[Data provided — start]
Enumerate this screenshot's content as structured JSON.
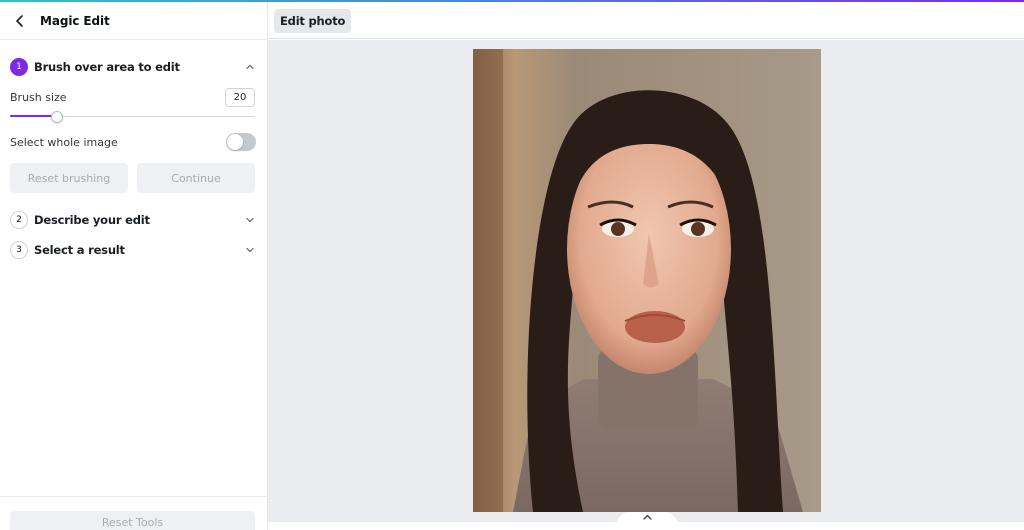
{
  "panel": {
    "title": "Magic Edit",
    "back_icon": "chevron-left-icon",
    "steps": [
      {
        "number": "1",
        "label": "Brush over area to edit",
        "expanded": true
      },
      {
        "number": "2",
        "label": "Describe your edit",
        "expanded": false
      },
      {
        "number": "3",
        "label": "Select a result",
        "expanded": false
      }
    ],
    "brush_size_label": "Brush size",
    "brush_size_value": "20",
    "brush_size_fraction": 0.19,
    "select_whole_label": "Select whole image",
    "select_whole_on": false,
    "reset_brushing_label": "Reset brushing",
    "continue_label": "Continue",
    "reset_tools_label": "Reset Tools"
  },
  "toolbar": {
    "edit_photo_label": "Edit photo"
  },
  "canvas": {
    "image_alt": "Portrait photo of a woman with long dark hair wearing a grey turtleneck",
    "collapse_icon": "chevron-up-icon"
  },
  "colors": {
    "accent": "#7d2ae8",
    "stripe_start": "#2fc1c8",
    "stripe_end": "#7d2ae8",
    "canvas_bg": "#ebecf0"
  }
}
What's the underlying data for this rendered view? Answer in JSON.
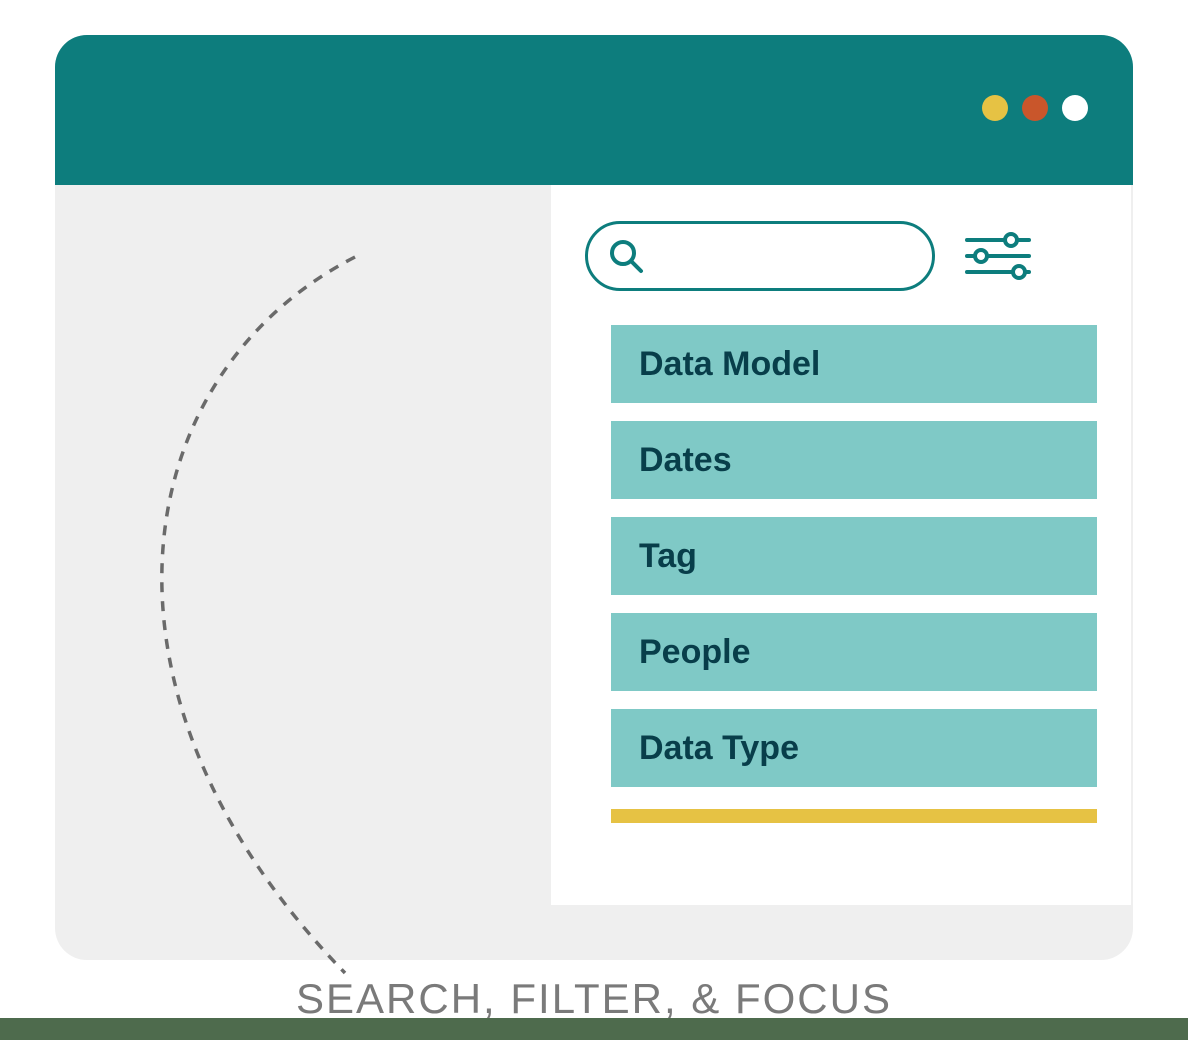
{
  "window": {
    "controls": [
      "yellow",
      "orange",
      "white"
    ]
  },
  "search": {
    "placeholder": "",
    "value": ""
  },
  "filters": {
    "items": [
      {
        "label": "Data Model"
      },
      {
        "label": "Dates"
      },
      {
        "label": "Tag"
      },
      {
        "label": "People"
      },
      {
        "label": "Data Type"
      }
    ]
  },
  "caption": "SEARCH, FILTER, & FOCUS",
  "colors": {
    "primary": "#0d7d7d",
    "filterBg": "#7fc9c6",
    "accent": "#e6c244",
    "footer": "#4e6b4d"
  }
}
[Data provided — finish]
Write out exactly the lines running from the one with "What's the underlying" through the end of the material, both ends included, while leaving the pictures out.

What's the underlying data for this rendered view? Answer in JSON.
{
  "window": {
    "controls": [
      "yellow",
      "orange",
      "white"
    ]
  },
  "search": {
    "placeholder": "",
    "value": ""
  },
  "filters": {
    "items": [
      {
        "label": "Data Model"
      },
      {
        "label": "Dates"
      },
      {
        "label": "Tag"
      },
      {
        "label": "People"
      },
      {
        "label": "Data Type"
      }
    ]
  },
  "caption": "SEARCH, FILTER, & FOCUS",
  "colors": {
    "primary": "#0d7d7d",
    "filterBg": "#7fc9c6",
    "accent": "#e6c244",
    "footer": "#4e6b4d"
  }
}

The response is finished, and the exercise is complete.